I love writing fighting scenes, usually with many characters, but it’s hell to doit in any workable way. Usually, I rewrite these scene many many times.
I’d add that, though diffiuclt to write, fight scenes ARE a lot of fun, so we shouldn’t be afraid of them 🙂
Thanks! I agree, writing a fight can be fun! And I think any fight worth reading has been reworked a number of times. They take a high level of commitment. You are a brave writer. I find working with lots of characters in a fight scene super challenging.
I’m mostly writing “average” characters and scientists, so I try to remember that the “fight scene” as such really won’t happen. Any physical altercations will be very short and totally unexpected for the characters. There are some artsy “sparring” scenes that mostly involve futuristic weapons, and I have one Magical Space Martial Arts expert who can have some longer engagements, but mostly we’re talking “occasional acts of violence” rather than stylized fight scenes. It’s a different animal.

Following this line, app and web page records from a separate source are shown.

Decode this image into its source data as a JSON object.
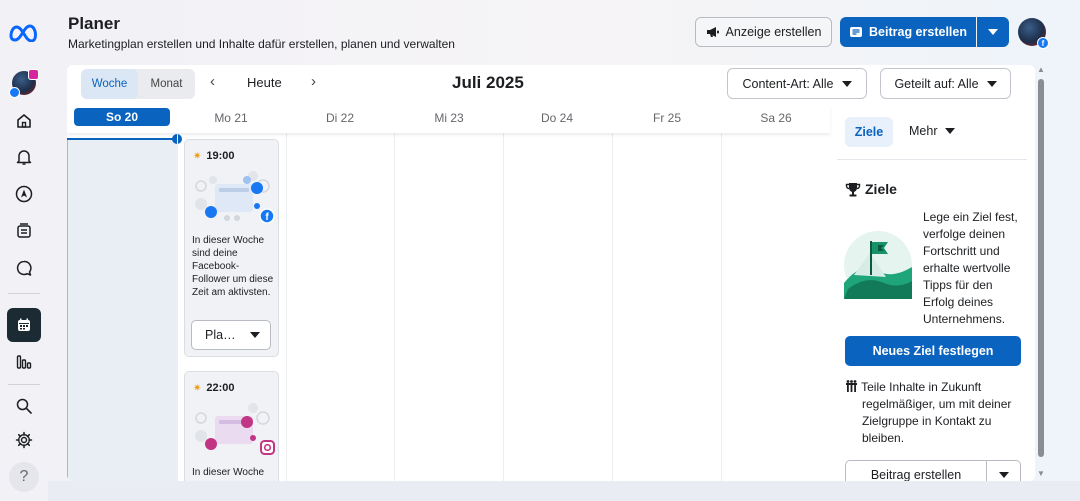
{
  "app": {
    "brand_icon": "meta-logo-icon"
  },
  "header": {
    "title": "Planer",
    "subtitle": "Marketingplan erstellen und Inhalte dafür erstellen, planen und verwalten",
    "create_ad_label": "Anzeige erstellen",
    "create_post_label": "Beitrag erstellen"
  },
  "rail": {
    "items": [
      {
        "name": "profile-avatar",
        "icon": "avatar"
      },
      {
        "name": "home",
        "icon": "home-icon"
      },
      {
        "name": "notifications",
        "icon": "bell-icon"
      },
      {
        "name": "ads",
        "icon": "navigation-arrow-icon"
      },
      {
        "name": "content",
        "icon": "content-stack-icon"
      },
      {
        "name": "inbox",
        "icon": "chat-bubble-icon"
      },
      {
        "name": "planner",
        "icon": "calendar-icon",
        "active": true
      },
      {
        "name": "insights",
        "icon": "bar-chart-icon"
      },
      {
        "name": "search",
        "icon": "search-icon"
      },
      {
        "name": "settings",
        "icon": "gear-icon"
      },
      {
        "name": "help",
        "icon": "question-icon"
      }
    ],
    "help_glyph": "?"
  },
  "calendar": {
    "view_week": "Woche",
    "view_month": "Monat",
    "today_label": "Heute",
    "month_label": "Juli 2025",
    "prev_glyph": "‹",
    "next_glyph": "›",
    "filter_content_type": "Content-Art: Alle",
    "filter_shared_on": "Geteilt auf: Alle",
    "days": [
      "So 20",
      "Mo 21",
      "Di 22",
      "Mi 23",
      "Do 24",
      "Fr 25",
      "Sa 26"
    ],
    "slots": [
      {
        "time": "19:00",
        "platform": "facebook",
        "text": "In dieser Woche sind deine Facebook-Follower um diese Zeit am aktivsten.",
        "button": "Pla…"
      },
      {
        "time": "22:00",
        "platform": "instagram",
        "text": "In dieser Woche"
      }
    ]
  },
  "panel": {
    "tab_goals": "Ziele",
    "tab_more": "Mehr",
    "goals_heading": "Ziele",
    "goals_text": "Lege ein Ziel fest, verfolge deinen Fortschritt und erhalte wertvolle Tipps für den Erfolg deines Unternehmens.",
    "set_goal_button": "Neues Ziel festlegen",
    "share_text_line1": "Teile Inhalte in Zukunft",
    "share_text_line2": "regelmäßiger, um mit deiner Zielgruppe in Kontakt zu bleiben.",
    "create_post_button": "Beitrag erstellen"
  },
  "colors": {
    "accent": "#0a63bf",
    "rail_active": "#1c2b33",
    "today_column": "#e9eef5",
    "facebook": "#1877f2",
    "instagram": "#c13584"
  }
}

I think you’ll find prefight prep is really helpful for your futuristic weapons. It’s going to be more interesting to your readers if they understand how these items work and what it takes to handle them successfully. Also even some light sparring can be a blocking nightmare. Pay attention to the setting and try to take into account what objects the characters might encounter during the fight. Magical space martial arts battles sound fun!
I would add, keep inner dialogue to a minimum. Usually in a fight your mind’s spinning, adrenaline surges through your body. There isn’t time to rationally think things through. I’m sure you did a wonderful job with your scene, Robin.

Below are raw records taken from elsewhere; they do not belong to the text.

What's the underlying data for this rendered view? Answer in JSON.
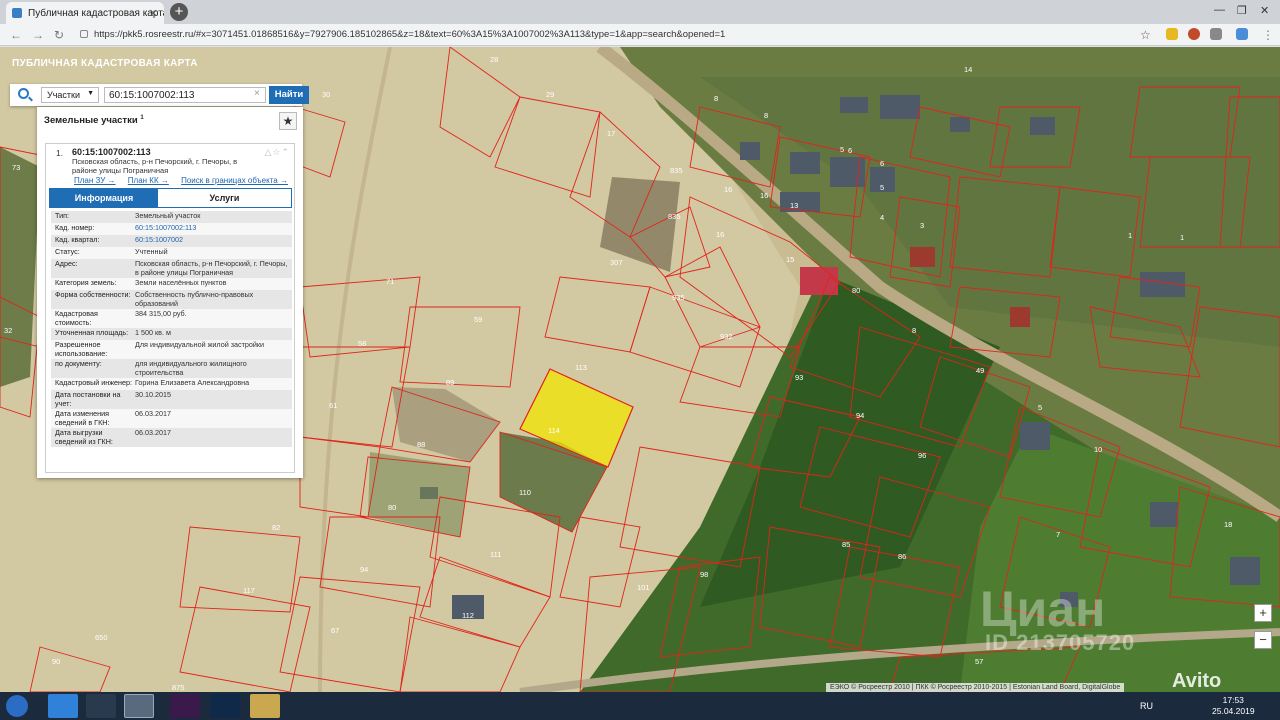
{
  "browser": {
    "tab_title": "Публичная кадастровая карта",
    "tab_close": "✕",
    "new_tab": "+",
    "url": "https://pkk5.rosreestr.ru/#x=3071451.01868516&y=7927906.185102865&z=18&text=60%3A15%3A1007002%3A113&type=1&app=search&opened=1"
  },
  "app": {
    "title": "ПУБЛИЧНАЯ КАДАСТРОВАЯ КАРТА"
  },
  "search": {
    "type_label": "Участки",
    "query": "60:15:1007002:113",
    "clear": "×",
    "button": "Найти"
  },
  "panel": {
    "heading": "Земельные участки",
    "heading_count": "1",
    "result": {
      "index": "1.",
      "title": "60:15:1007002:113",
      "address": "Псковская область, р-н Печорский, г. Печоры, в районе улицы Пограничная",
      "links": [
        "План ЗУ →",
        "План КК →",
        "Поиск в границах объекта →"
      ]
    },
    "tabs": [
      "Информация",
      "Услуги"
    ],
    "info": [
      {
        "k": "Тип:",
        "v": "Земельный участок"
      },
      {
        "k": "Кад. номер:",
        "v": "60:15:1007002:113",
        "link": true
      },
      {
        "k": "Кад. квартал:",
        "v": "60:15:1007002",
        "link": true
      },
      {
        "k": "Статус:",
        "v": "Учтенный"
      },
      {
        "k": "Адрес:",
        "v": "Псковская область, р-н Печорский, г. Печоры, в районе улицы Пограничная"
      },
      {
        "k": "Категория земель:",
        "v": "Земли населённых пунктов"
      },
      {
        "k": "Форма собственности:",
        "v": "Собственность публично-правовых образований"
      },
      {
        "k": "Кадастровая стоимость:",
        "v": "384 315,00 руб."
      },
      {
        "k": "Уточненная площадь:",
        "v": "1 500 кв. м"
      },
      {
        "k": "Разрешенное использование:",
        "v": "Для индивидуальной жилой застройки"
      },
      {
        "k": "по документу:",
        "v": "для индивидуального жилищного строительства"
      },
      {
        "k": "Кадастровый инженер:",
        "v": "Горина Елизавета Александровна"
      },
      {
        "k": "Дата постановки на учет:",
        "v": "30.10.2015"
      },
      {
        "k": "Дата изменения сведений в ГКН:",
        "v": "06.03.2017"
      },
      {
        "k": "Дата выгрузки сведений из ГКН:",
        "v": "06.03.2017"
      }
    ]
  },
  "map": {
    "attribution": "ЕЭКО © Росреестр 2010 | ПКК © Росреестр 2010-2015 | Estonian Land Board, DigitalGlobe",
    "zoom_in": "+",
    "zoom_out": "−",
    "watermark": "Циан",
    "watermark_id": "ID 213705720",
    "avito": "Avito",
    "selected_color": "#f2e600",
    "boundary_color": "#e0241c",
    "plot_labels": [
      "28",
      "29",
      "17",
      "30",
      "835",
      "835",
      "16",
      "16",
      "16",
      "15",
      "13",
      "8",
      "8",
      "5",
      "4",
      "6",
      "6",
      "5",
      "3",
      "14",
      "1",
      "1",
      "307",
      "935",
      "932",
      "71",
      "59",
      "58",
      "113",
      "89",
      "114",
      "61",
      "88",
      "110",
      "80",
      "111",
      "94",
      "117",
      "82",
      "67",
      "112",
      "101",
      "650",
      "90",
      "875",
      "80",
      "8",
      "49",
      "93",
      "94",
      "96",
      "98",
      "85",
      "86",
      "5",
      "10",
      "7",
      "18",
      "57",
      "73",
      "32"
    ]
  },
  "taskbar": {
    "lang": "RU",
    "time": "17:53",
    "date": "25.04.2019"
  }
}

Great point, Sue. In a real fight you don’t think the same way you do under normal conditions. It’s about reacting to the events around you.
Thanks for the kind support. This project has been a real pain! None of my other first drafts have kicked my butt as hard as this one has. : ( But no giving up for me! I’ll find a way to make it work. : )
Hi – Even with your help, I seriously doubt I could write a believable fight scene. Think I’ll try to skip any serious fights at all cost. 🙂
FictionZeal – Impartial, Straighforward Fiction Book Reviews
The best writers are usually hard core book lovers. You might surprise yourself. If you ever change your mind, my offer of fight scene help stands. And you know where to find me. : )
Haha. The waterwheel fight is my favourite. Great tips. Will have to use them in my pirate fight.
Loved your new short story on the Writing Room 101.
I’m also a fan of the fight in The Black Pearl, the one in the forge. I love when Jack Sparrow and Will Turner tip back and forth on that cart. Plus how they used all the items inside the cottage to fight with, like the chain. Great fight and very funny. Thanks for stopping by. : )
Thanks for the tips. Fight scenes are always tough for me to write. I can usually picture it in my head pretty well but translating that to words proves tricky.
If you find creating the visuals in your head super easy, you might want to try blocking the scene in story boards. Most writers don’t like to make maps or create blueprints of fictional rooms, but I need them! Even if the story board is just stick figures, it’s super helpful for me when I’m planning out where every character is during the fight. Tricks and tips are great, but it’s still no picnic writing a fight. Good luck with yours.
Awesome topic, Robin! And great tips to boot. One swordfight in particular from my WIP could really benefit from #5. It’s way too long, so I need to figure out how to shorten it (or rewrite it from scratch). And I like #10. I’m planning to take my first archery lesson after my upcoming vacation. 🙂
I’m glad you liked #5. : ) #10 is a must, just don’t make my mistake. You can overdo the realistic details. If you want me to beta read let me know.
Great stuff! Usually you need a few drafts of a fight scene to see it play out well, so don’t be afraid to do that.
I need a few drafts for everything! I envy those that don’t. : ) I my case fights take more planning. I need to block out the moves story board style so I can visualize the space. I thought about including that as a tip, but often when I talk about story boarding to other writers their eyes just glaze over.